The maps caught my attention as soon as I walked in the room at a recent Sea Level Rise workshop. The colourful depictions of predicted high water zones for the year 2100 were spread out over three tables. I looked more closely. The Alma Wharf, Parkland Village Inn and Alma Lobster Shop were in flood zones. So were Water Street and the crossroads at 915/114 in Riverside-Albert. The Railway Diner and Golf Club Road in Hillsborough. Grey’s Island will be an island, again. These were just some of the vulnerable areas identified in the three villages.
Certainly, we’ve all been made aware of significant climate changes over the past decade and predicted changes for NB paint a grim picture: increased storms and intensity, flooding, changing river levels, droughts. Last month’s flooding along the Saint John River Valley shows clearly how devastating and costly rising water can be.
Despite the fact that scientists have been warning us since the 80s, terms like Global Warming, Climate Change and Sea Level Rise have only recently been elevated in the media. Global warming is the most critical issue of our time. Whether or not the planet remains habitable for human life is in our hands.
Sure, we’re looking ahead 80 years. It may be easy to say, ‘I’ll be gone, so I don’t care,’ but we have a responsibility to help fix what we’ve broken for future generations and the effects are being felt already. Human beings are causing climate change, largely by burning fossil fuels. Will this be our legacy to our grandchildren and great-grandchildren?
One participant pointed out that New Brunswick simply cannot afford the costs associated with climate adaptation. Our only option is to work harder at reducing the use of fossil fuels, and hope we can attain a ‘less-than-worst-case’ scenario. Fixing this isn’t as hard as one would imagine. We currently have the technology to make significant changes, but so far, the political will to lead is weak and inadequate. This will only improve with public pressure.
Since the coal-burning era of 1850 onward, greenhouse gas emissions have increased 150%. We’ve a responsibility to the future generations to adjust our lifestyles, decrease our consumptive habits, and to push our political leaders to take more concrete and decisive steps towards reducing GHG emissions, and to provide us with better, cleaner energy choices.

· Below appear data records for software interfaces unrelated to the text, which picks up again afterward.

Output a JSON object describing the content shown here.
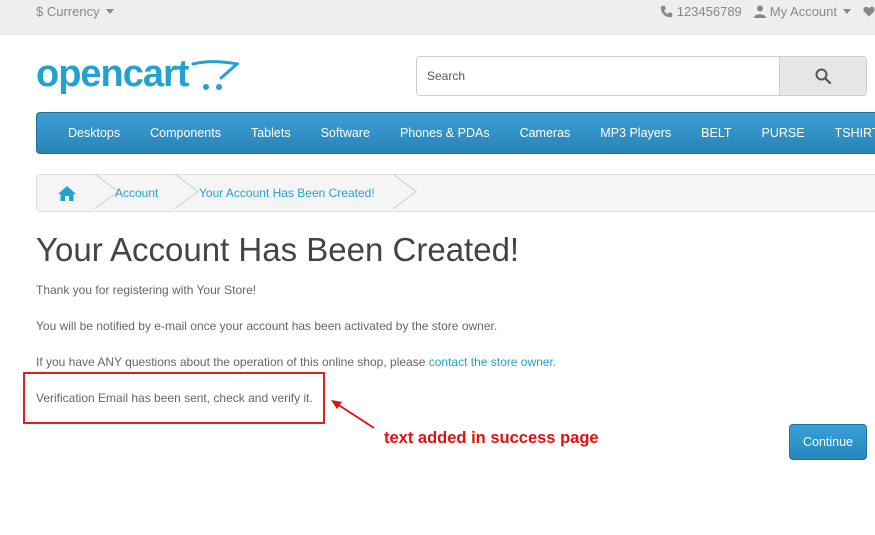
{
  "topbar": {
    "currency_label": "$ Currency",
    "phone": "123456789",
    "my_account": "My Account"
  },
  "logo": {
    "text": "opencart"
  },
  "search": {
    "placeholder": "Search"
  },
  "menu": {
    "items": [
      "Desktops",
      "Components",
      "Tablets",
      "Software",
      "Phones & PDAs",
      "Cameras",
      "MP3 Players",
      "BELT",
      "PURSE",
      "TSHIRT"
    ]
  },
  "breadcrumb": {
    "items": [
      "Account",
      "Your Account Has Been Created!"
    ]
  },
  "content": {
    "title": "Your Account Has Been Created!",
    "p1": "Thank you for registering with Your Store!",
    "p2": "You will be notified by e-mail once your account has been activated by the store owner.",
    "p3_text": "If you have ANY questions about the operation of this online shop, please ",
    "p3_link": "contact the store owner.",
    "p4": "Verification Email has been sent, check and verify it."
  },
  "annotation": {
    "text": "text added in success page"
  },
  "buttons": {
    "continue": "Continue"
  },
  "colors": {
    "link": "#23a1d1",
    "menu": "#2c8fc4",
    "annotation": "#e01010"
  }
}
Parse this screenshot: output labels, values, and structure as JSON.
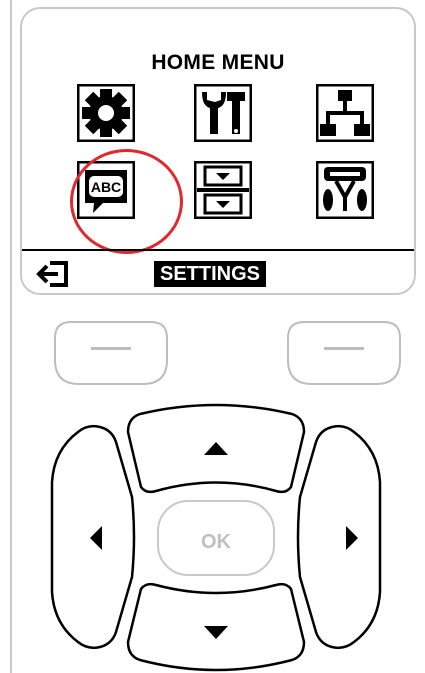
{
  "screen": {
    "title": "HOME MENU",
    "selected_label": "SETTINGS"
  },
  "menu_icons": [
    {
      "name": "gear-icon"
    },
    {
      "name": "tools-icon"
    },
    {
      "name": "network-icon"
    },
    {
      "name": "language-icon",
      "text": "ABC",
      "selected": true
    },
    {
      "name": "sensor-icon"
    },
    {
      "name": "ports-icon"
    }
  ],
  "navigation": {
    "ok_label": "OK",
    "arrows": [
      "up",
      "down",
      "left",
      "right"
    ]
  },
  "colors": {
    "selection_ring": "#e0282d",
    "button_outline": "#000000",
    "soft_button_outline": "#bdbdbd",
    "ok_text": "#bfbfbf"
  }
}
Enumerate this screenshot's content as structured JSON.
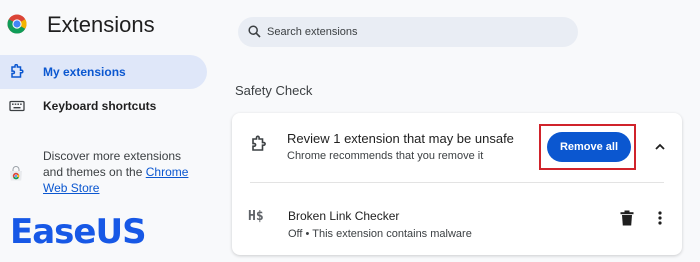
{
  "header": {
    "title": "Extensions",
    "search_placeholder": "Search extensions"
  },
  "sidebar": {
    "items": [
      {
        "label": "My extensions",
        "icon": "puzzle-icon",
        "active": true
      },
      {
        "label": "Keyboard shortcuts",
        "icon": "keyboard-icon",
        "active": false
      }
    ],
    "discover_text": "Discover more extensions and themes on the ",
    "discover_link": "Chrome Web Store"
  },
  "watermark": {
    "text": "EaseUS"
  },
  "safety_check": {
    "title": "Safety Check",
    "heading": "Review 1 extension that may be unsafe",
    "subtext": "Chrome recommends that you remove it",
    "remove_all_label": "Remove all",
    "highlight_color": "#d0232b"
  },
  "extension": {
    "icon_text": "H$",
    "name": "Broken Link Checker",
    "status": "Off • This extension contains malware"
  },
  "colors": {
    "accent": "#0b57d0",
    "active_nav_bg": "#dfe7f9",
    "search_bg": "#e9edf4"
  }
}
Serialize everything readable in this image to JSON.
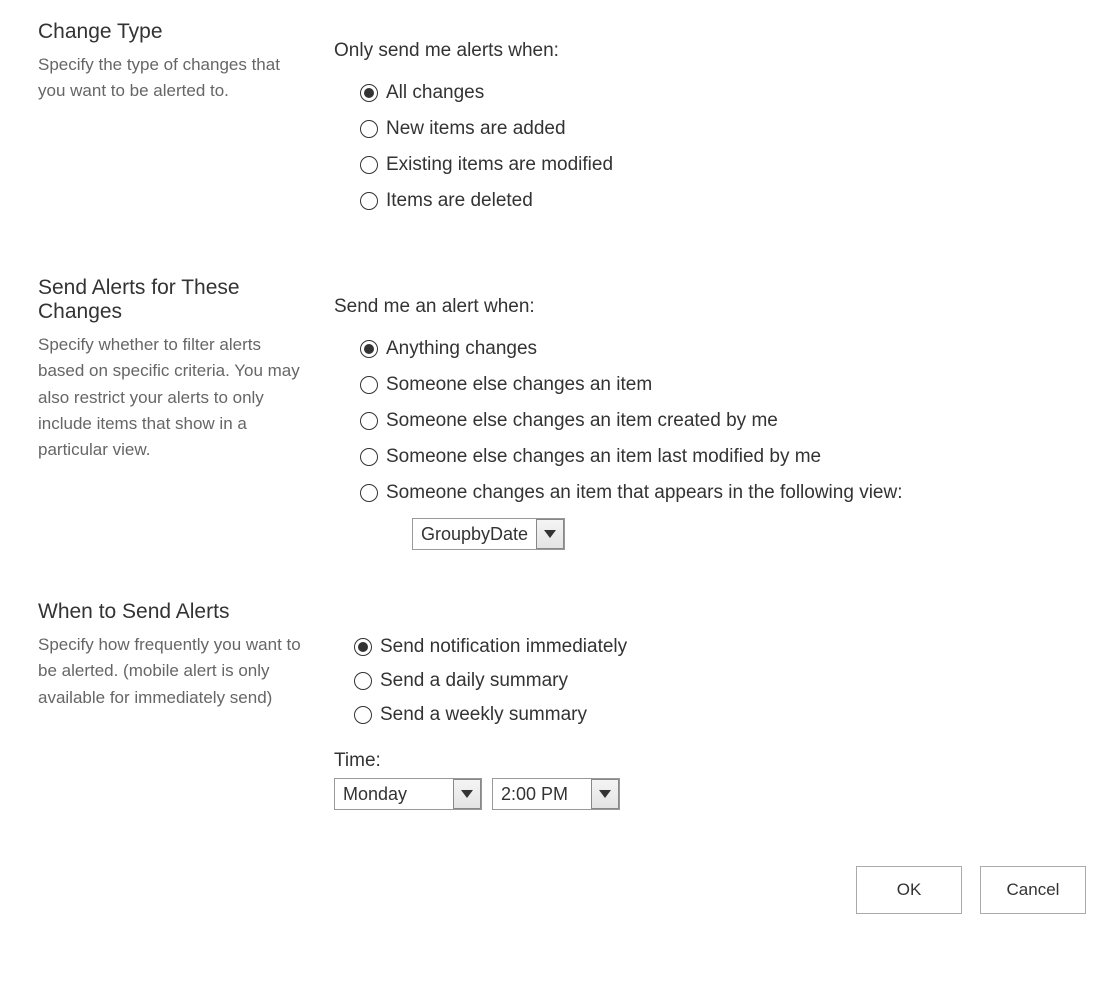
{
  "sections": {
    "changeType": {
      "title": "Change Type",
      "desc": "Specify the type of changes that you want to be alerted to.",
      "prompt": "Only send me alerts when:",
      "options": [
        {
          "label": "All changes",
          "selected": true
        },
        {
          "label": "New items are added",
          "selected": false
        },
        {
          "label": "Existing items are modified",
          "selected": false
        },
        {
          "label": "Items are deleted",
          "selected": false
        }
      ]
    },
    "sendForChanges": {
      "title": "Send Alerts for These Changes",
      "desc": "Specify whether to filter alerts based on specific criteria. You may also restrict your alerts to only include items that show in a particular view.",
      "prompt": "Send me an alert when:",
      "options": [
        {
          "label": "Anything changes",
          "selected": true
        },
        {
          "label": "Someone else changes an item",
          "selected": false
        },
        {
          "label": "Someone else changes an item created by me",
          "selected": false
        },
        {
          "label": "Someone else changes an item last modified by me",
          "selected": false
        },
        {
          "label": "Someone changes an item that appears in the following view:",
          "selected": false
        }
      ],
      "viewSelect": "GroupbyDate"
    },
    "whenToSend": {
      "title": "When to Send Alerts",
      "desc": "Specify how frequently you want to be alerted. (mobile alert is only available for immediately send)",
      "options": [
        {
          "label": "Send notification immediately",
          "selected": true
        },
        {
          "label": "Send a daily summary",
          "selected": false
        },
        {
          "label": "Send a weekly summary",
          "selected": false
        }
      ],
      "timeLabel": "Time:",
      "daySelect": "Monday",
      "timeSelect": "2:00 PM"
    }
  },
  "buttons": {
    "ok": "OK",
    "cancel": "Cancel"
  }
}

Greenhouse gases contribute to a warmer climate, which speeds up the melting of glaciers and ice caps. As oceans continue increasing in volume through this meltwater, they are also absorbing 90% of the heat generated by global warming. And warm water takes up more space than cold water.

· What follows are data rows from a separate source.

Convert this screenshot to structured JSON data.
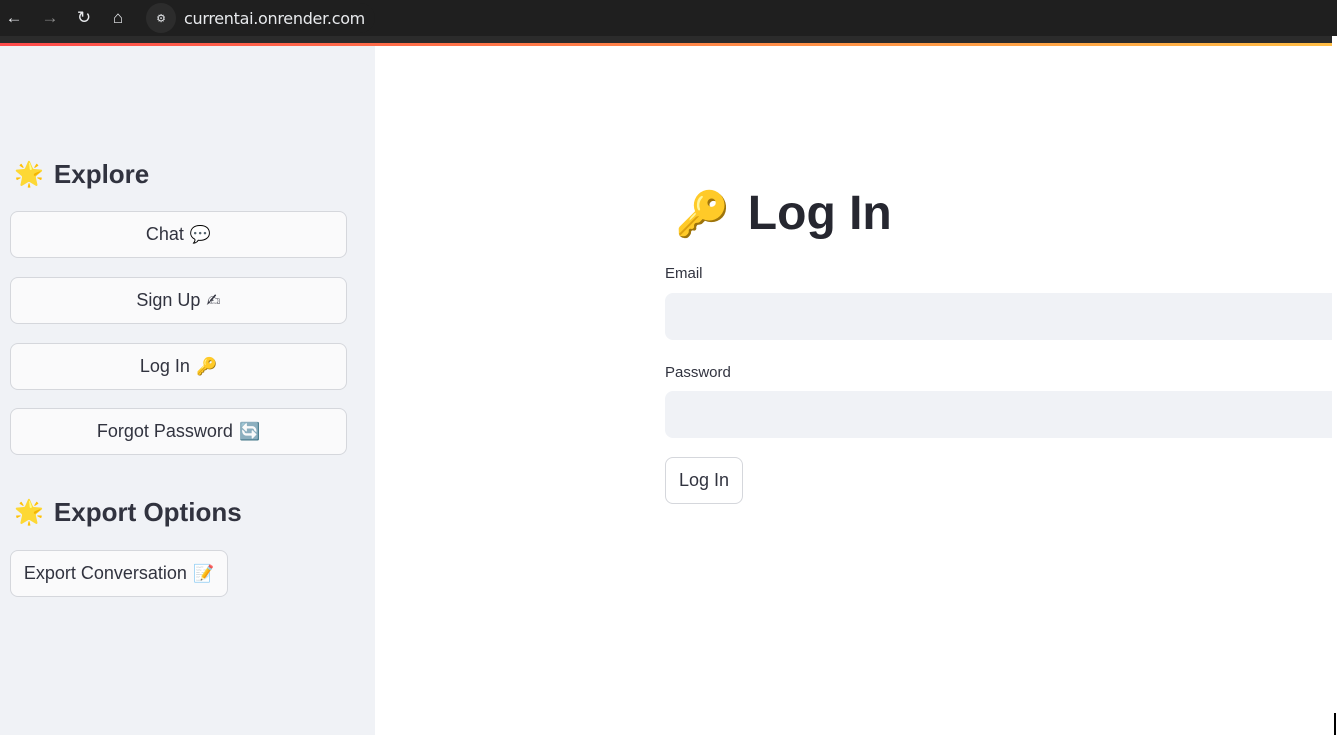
{
  "browser": {
    "back_icon": "arrow-left-icon",
    "forward_icon": "arrow-right-icon",
    "reload_icon": "reload-icon",
    "home_icon": "home-icon",
    "site_info_icon": "tune-icon",
    "url": "currentai.onrender.com"
  },
  "sidebar": {
    "explore_heading": "Explore",
    "explore_emoji": "🌟",
    "items": [
      {
        "label": "Chat",
        "emoji": "💬"
      },
      {
        "label": "Sign Up",
        "emoji": "✍"
      },
      {
        "label": "Log In",
        "emoji": "🔑"
      },
      {
        "label": "Forgot Password",
        "emoji": "🔄"
      }
    ],
    "export_heading": "Export Options",
    "export_emoji": "🌟",
    "export_button": {
      "label": "Export Conversation",
      "emoji": "📝"
    }
  },
  "main": {
    "title": "Log In",
    "title_emoji": "🔑",
    "email_label": "Email",
    "email_value": "",
    "password_label": "Password",
    "password_value": "",
    "submit_label": "Log In"
  },
  "colors": {
    "accent_gradient_start": "#ff4b4b",
    "accent_gradient_end": "#ffbd45",
    "sidebar_bg": "#f0f2f6",
    "input_bg": "#f0f2f6"
  }
}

Previous 2012 calculations anticipated a rise of 0.85 metre (2.75 feet), but the latest prediction is that the global sea level will be one metre (3.25 feet) higher than current levels by 2100; two metres (6.5 feet) along the Bay of Fundy.
And if our ‘worst case’ keeps steadily increasing, we may see greater changes, sooner. (See this recent article on ice melt in Antarctica.)
The Bay of Fundy tides are also amplifying. In his 2014 report on sea level rise predictions for New Brunswick, meteorologist Réal Daigle predicts a 30cm (1 foot) increase in the Fundy tides, in addition to global sea rise.
Predictions are complicated because the melting ice cap also removes immense pressure from the Earth’s crust and the crust rebounds (rises), which causes subsidence (sinking) in other areas. Think of lifting a crust of floating ice. As you slip your fingers underneath and lift one end, the opposite end sinks. So, as the land rebounds further north, here on the Bay of Fundy, and at points south, coastal land subsides.
It's important for communities to be aware of what lies ahead, and for people to begin having conversations about climate change. Keeping a worst case scenario in mind is important for all future coastal developments. From a community planning perspective, there are several ways to reduce the risk and prepare for rising seas:
- Protect: Creating natural or man-made infrastructure to help maintain the shorelines and prevent erosion. Such as the new seawall in Alma. As one participant pointed out, trees prevent erosion too, so it’s important to preserve forests, particularly along coastal areas.
- Accommodate: Manage the way we use coastal areas to minimize the risk to humans and infrastructure. And maintaining wetlands and marshes as they are important buffer zones.
- Retreat: Relocating existing structures further inland away from flood zones.
- Avoid: Preventing new developments in low lying areas, areas vulnerable to erosion, and flood risk zones.